This camera is a comfortable size, and it fit in my hands well. There isn't a handgrip or a raised area on the front of the camera for your right fingers to grip the model, but the synthetic leather finish has some texture to it, which makes it easier to grip the camera.
The XF1's 3.0-inch LCD is sharp and bright, offering more resolution than you're going to find in a typical camera. Fujifilm included 11 brightness settings and a sunlight mode to help combat some of the glare issues with the screen.
In addition, Fujifilm included a pop-up flash unit with this camera, which gives the flash a better angle to the scene than a built-in flash would have. However, my tests found that the built-in flash was a bit weak over a distance.
The camera's overall operational speed -- outside of the start-up process -- is outstanding. The shutter lag is not noticeable, regardless of shooting conditions, and shot-to-shot delays are minimal. The XF1's numerous burst modes work very well and fast.
You'll find a fast autofocus mechanism with the XF1, too, and it's very accurate. Fujifilm does allow you to set the camera to a manual focus configuration, but you must use a command dial on the back of the camera to adjust the focus manually, rather than using a focus ring on the lens like most cameras use. Although this feature works well, it feels like more hassle than it's worth, especially when the autofocus is as accurate and fast as it is. You'll likely rarely use the manual focus feature with the XF1.

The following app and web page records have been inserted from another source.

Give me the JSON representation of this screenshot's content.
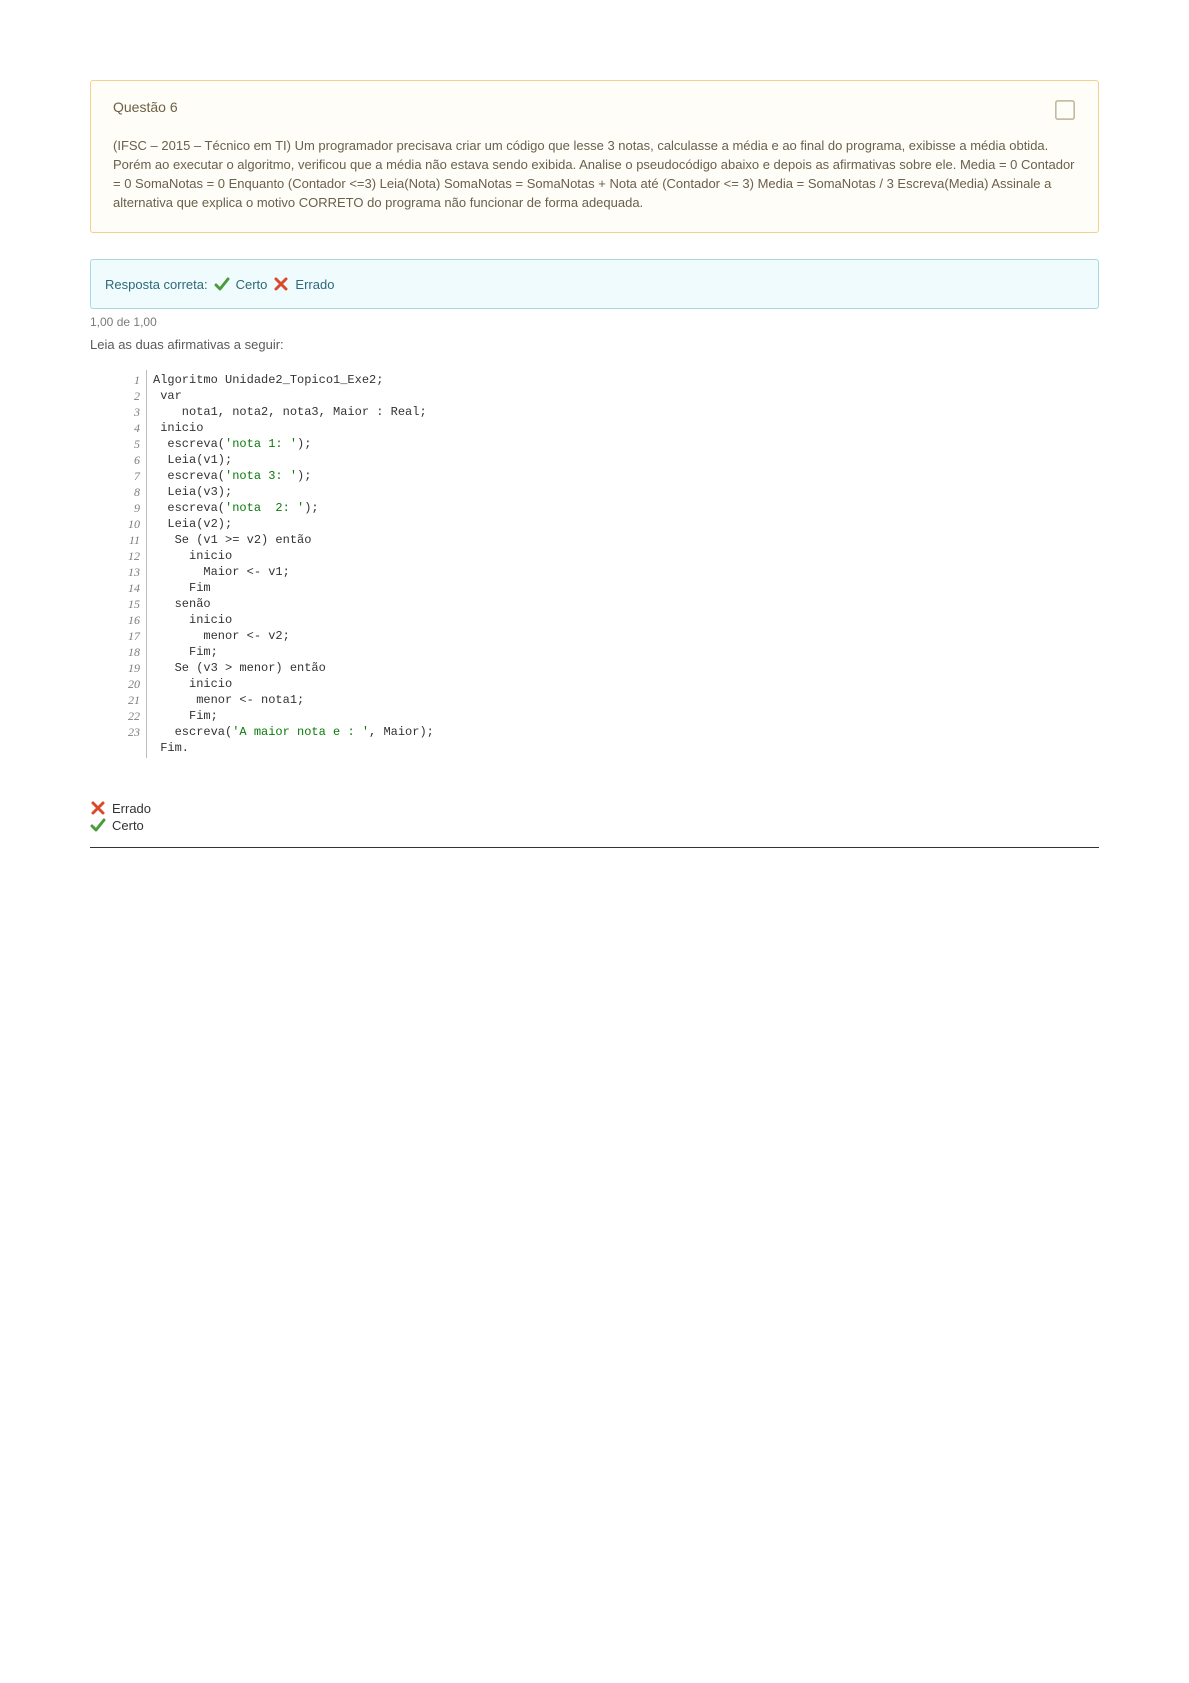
{
  "question": {
    "title": "Questão 6",
    "body": "(IFSC – 2015 – Técnico em TI) Um programador precisava criar um código que lesse 3 notas, calculasse a média e ao final do programa, exibisse a média obtida. Porém ao executar o algoritmo, verificou que a média não estava sendo exibida. Analise o pseudocódigo abaixo e depois as afirmativas sobre ele. Media = 0 Contador = 0 SomaNotas = 0 Enquanto (Contador <=3) Leia(Nota) SomaNotas = SomaNotas + Nota até (Contador <= 3) Media = SomaNotas / 3 Escreva(Media) Assinale a alternativa que explica o motivo CORRETO do programa não funcionar de forma adequada."
  },
  "status": {
    "prefix": "Resposta correta:",
    "correct_label": "Certo",
    "x_label": "Errado",
    "mark_scored": "1,00",
    "mark_of_word": "de",
    "mark_total": "1,00"
  },
  "prompt_line": "Leia as duas afirmativas a seguir:",
  "code": {
    "lines": [
      "Algoritmo Unidade2_Topico1_Exe2;",
      " var",
      "    nota1, nota2, nota3, Maior : Real;",
      " inicio",
      "  escreva('nota 1: ');",
      "  Leia(v1);",
      "  escreva('nota 3: ');",
      "  Leia(v3);",
      "  escreva('nota  2: ');",
      "  Leia(v2);",
      "   Se (v1 >= v2) então",
      "     inicio",
      "       Maior <- v1;",
      "     Fim",
      "   senão",
      "     inicio",
      "       menor <- v2;",
      "     Fim;",
      "   Se (v3 > menor) então",
      "     inicio",
      "      menor <- nota1;",
      "     Fim;",
      "   escreva('A maior nota e : ', Maior);",
      " Fim."
    ]
  },
  "answers": {
    "option_wrong": "Errado",
    "option_right": "Certo"
  }
}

The movie function with the XF1 is pretty good, as you can shoot at full HD resolution at 30 frames per second or at smaller resolutions at much higher fps settings. One downside to having the small manual zoom lens with the XF1 is that you'll likely jostle the camera quite a bit when trying to zoom while shooting a movie. You'll probably want to use a tripod with this camera when shooting movies. You'll find an HDMI slot with this camera, which is great for transferring movies.

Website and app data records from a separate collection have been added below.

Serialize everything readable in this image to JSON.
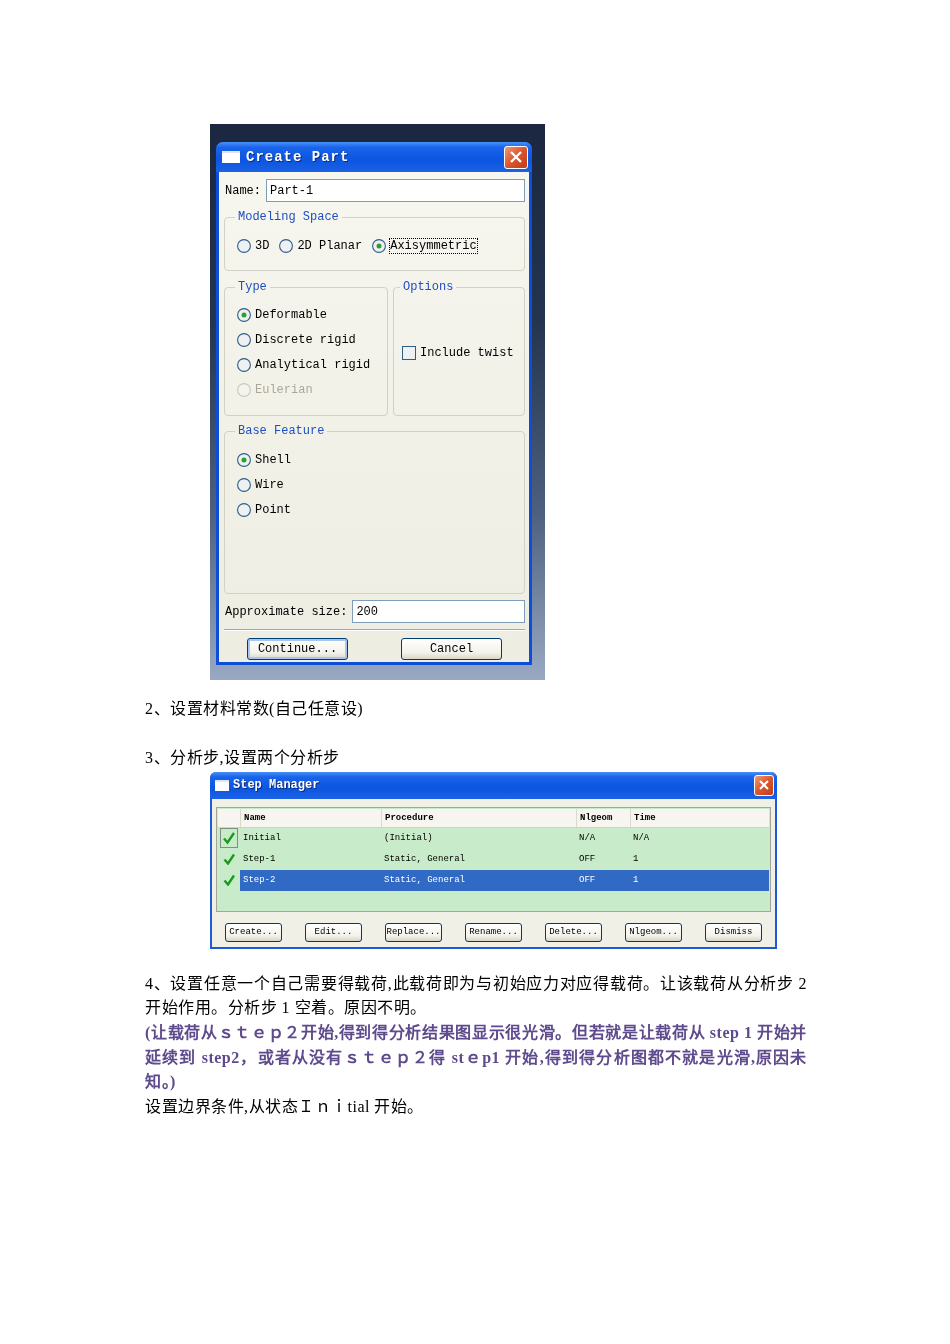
{
  "create_part_dialog": {
    "title": "Create Part",
    "name_field": {
      "label": "Name:",
      "value": "Part-1"
    },
    "modeling_space": {
      "title": "Modeling Space",
      "options": [
        {
          "label": "3D",
          "selected": false,
          "focused": false
        },
        {
          "label": "2D Planar",
          "selected": false,
          "focused": false
        },
        {
          "label": "Axisymmetric",
          "selected": true,
          "focused": true
        }
      ]
    },
    "type": {
      "title": "Type",
      "options": [
        {
          "label": "Deformable",
          "selected": true,
          "disabled": false
        },
        {
          "label": "Discrete rigid",
          "selected": false,
          "disabled": false
        },
        {
          "label": "Analytical rigid",
          "selected": false,
          "disabled": false
        },
        {
          "label": "Eulerian",
          "selected": false,
          "disabled": true
        }
      ]
    },
    "options": {
      "title": "Options",
      "checkboxes": [
        {
          "label": "Include twist",
          "checked": false
        }
      ]
    },
    "base_feature": {
      "title": "Base Feature",
      "options": [
        {
          "label": "Shell",
          "selected": true
        },
        {
          "label": "Wire",
          "selected": false
        },
        {
          "label": "Point",
          "selected": false
        }
      ]
    },
    "approximate_size": {
      "label": "Approximate size:",
      "value": "200"
    },
    "buttons": [
      {
        "label": "Continue...",
        "default": true
      },
      {
        "label": "Cancel",
        "default": false
      }
    ]
  },
  "paragraphs_1": [
    {
      "kind": "body",
      "text": "2、设置材料常数(自己任意设)"
    },
    {
      "kind": "body",
      "text": "3、分析步,设置两个分析步"
    }
  ],
  "step_manager": {
    "title": "Step Manager",
    "columns": [
      "Name",
      "Procedure",
      "Nlgeom",
      "Time"
    ],
    "rows": [
      {
        "name": "Initial",
        "procedure": "(Initial)",
        "nlgeom": "N/A",
        "time": "N/A",
        "valid": true,
        "selected": false,
        "focused": true
      },
      {
        "name": "Step-1",
        "procedure": "Static, General",
        "nlgeom": "OFF",
        "time": "1",
        "valid": true,
        "selected": false,
        "focused": false
      },
      {
        "name": "Step-2",
        "procedure": "Static, General",
        "nlgeom": "OFF",
        "time": "1",
        "valid": true,
        "selected": true,
        "focused": false
      }
    ],
    "buttons": [
      "Create...",
      "Edit...",
      "Replace...",
      "Rename...",
      "Delete...",
      "Nlgeom...",
      "Dismiss"
    ]
  },
  "paragraphs_2": [
    {
      "kind": "body",
      "text": "4、设置任意一个自己需要得载荷,此载荷即为与初始应力对应得载荷。让该载荷从分析步 2 开始作用。分析步 1 空着。原因不明。"
    },
    {
      "kind": "note",
      "text": "(让载荷从ｓｔｅｐ２开始,得到得分析结果图显示很光滑。但若就是让载荷从 step 1 开始并延续到 step2，或者从没有ｓｔｅｐ２得 stｅp1 开始,得到得分析图都不就是光滑,原因未知。)"
    },
    {
      "kind": "body",
      "text": "设置边界条件,从状态Ｉｎｉtial 开始。"
    }
  ]
}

Fujifilm did include a separate battery charger with this camera, which is nice. Fujifilm estimates about 300 shots per full battery charge, but it's doubtful you'll reach that number, especially if you turn the camera on and off quite a few times. I also found myself having to increase the LCD brightness level to combat glare on the LCD screen from sunlight, so that will drain the battery more quickly. This number is a bit low for a camera in this price range, so we recommend you pick up a spare pack if the budget allows.

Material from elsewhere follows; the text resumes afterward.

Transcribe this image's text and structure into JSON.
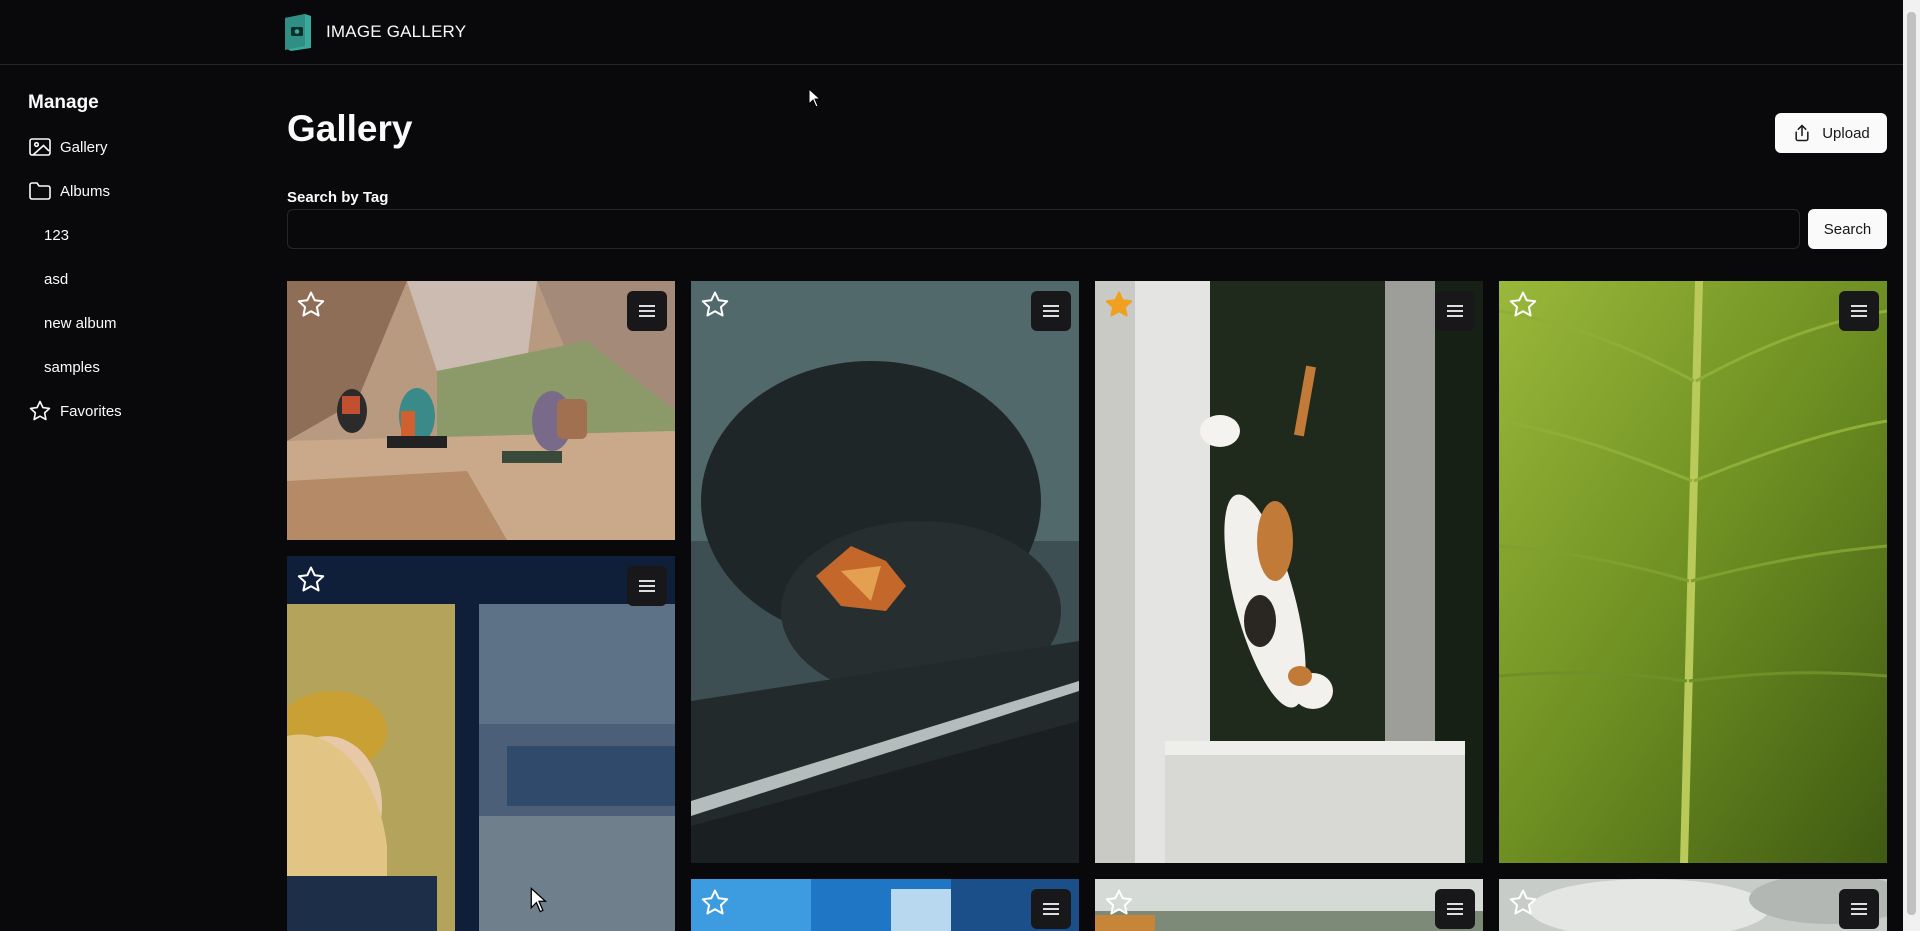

Bottom Line - It's difficult to give a universal recommendation on the Fujifilm XF1. This camera has enough quirks that it's going to be a disappointment to some photographers, while others will appreciate the interesting synthetic leather finish, retro look, and quirky start-up procedure. With all of the eye-catching aspects of the XF1, it could be easy to overlook the most important aspect of the camera, the image quality. The XF1 creates some great photos, with good color and sharpness. It also has some very fast response times, with no significant shutter lag and with minimal shot-to-shot delays. The XF1 has a sharp LCD, and the on-screen menus can give you quite a few interesting control options. Those are all things you'd expect to find in a camera that costs around $500. However, the odd way this camera starts up, its small zoom lens, a relatively weak flash, and lots of noise at high ISO settings are drawbacks for this model. If you really appreciate the retro look of the XF1 with its synthetic leather finish and thin size, and if you think the odd power on mechanism sounds fun to use, this camera's image quality and performance levels are strong enough that this camera will be great for you. However, if those features don't really catch your eye, at this price point, you'd probably be better served with a starter-level interchangeable lens camera, giving you more flexibility.